During Lent 1999 God prompted me to think about a new idea as to how I might share these thoughts with a broader audience. At the same time, our family was experiencing the first anniversary of the death of our son, Dustin, who died at the age of sixteen from a brain tumor. So, beginning on that anniversary, March 29, 1999 we began an e-mail ministry in memory of Dustin that we call "SOUND BITES: Something to chew on that is good for the soul." Five days a week, Monday through Friday, I share one of these quotes with subscribers. Hopefully recipients find something of faith and life to think about and chew on, which feeds their soul and helps them grow spiritually. Since its inception, over 2200 daily quotes have been sent out. The subscriber list continues to grow numerically and geographically with subscribers in every state in the U.S., and also in Canada, Mexico, and numerous other countries around the world. Currently over 1850 subscribers receive SOUND BITES directly and many others second hand. Now SOUND BITES is available through this blog, as well.

What's in a name

The following definitions from Webster's Ninth New Collegiate Dictionary provide some understanding of the name chosen. SOUND: solid; logically valid and having true premises; agreeing with accepted views, orthodox; showing good judgment or sense. BITES: (vb) to take hold of; to take in; to grip and impress deeply; (n) morsel; a small amount of food; a keen incisive quality; a sharp penetrating effect.

The first quote I sent out was by John F. Kavanaugh from The Word Encountered. "If our faith is something that really does not make a big difference, if it is actually not crucial that we or others believe, no wonder it seems boring to some of our young. Anything we don't care about can't be very interesting. The things we do care about, however, we inevitably talk about... If faith is real, it seeks expression. It will communicate and profess. It will have the energy of passion."

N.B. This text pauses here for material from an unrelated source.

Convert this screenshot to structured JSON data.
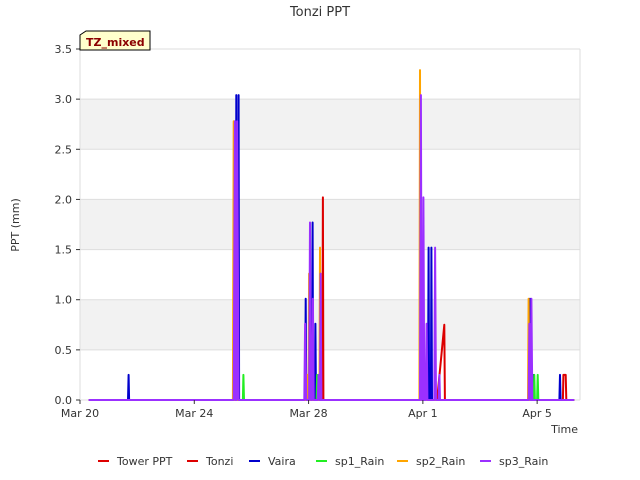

SOUND BITES originates from
First United Methodist Church of Green Bay, Wisconsin, USA. "The world is our parish."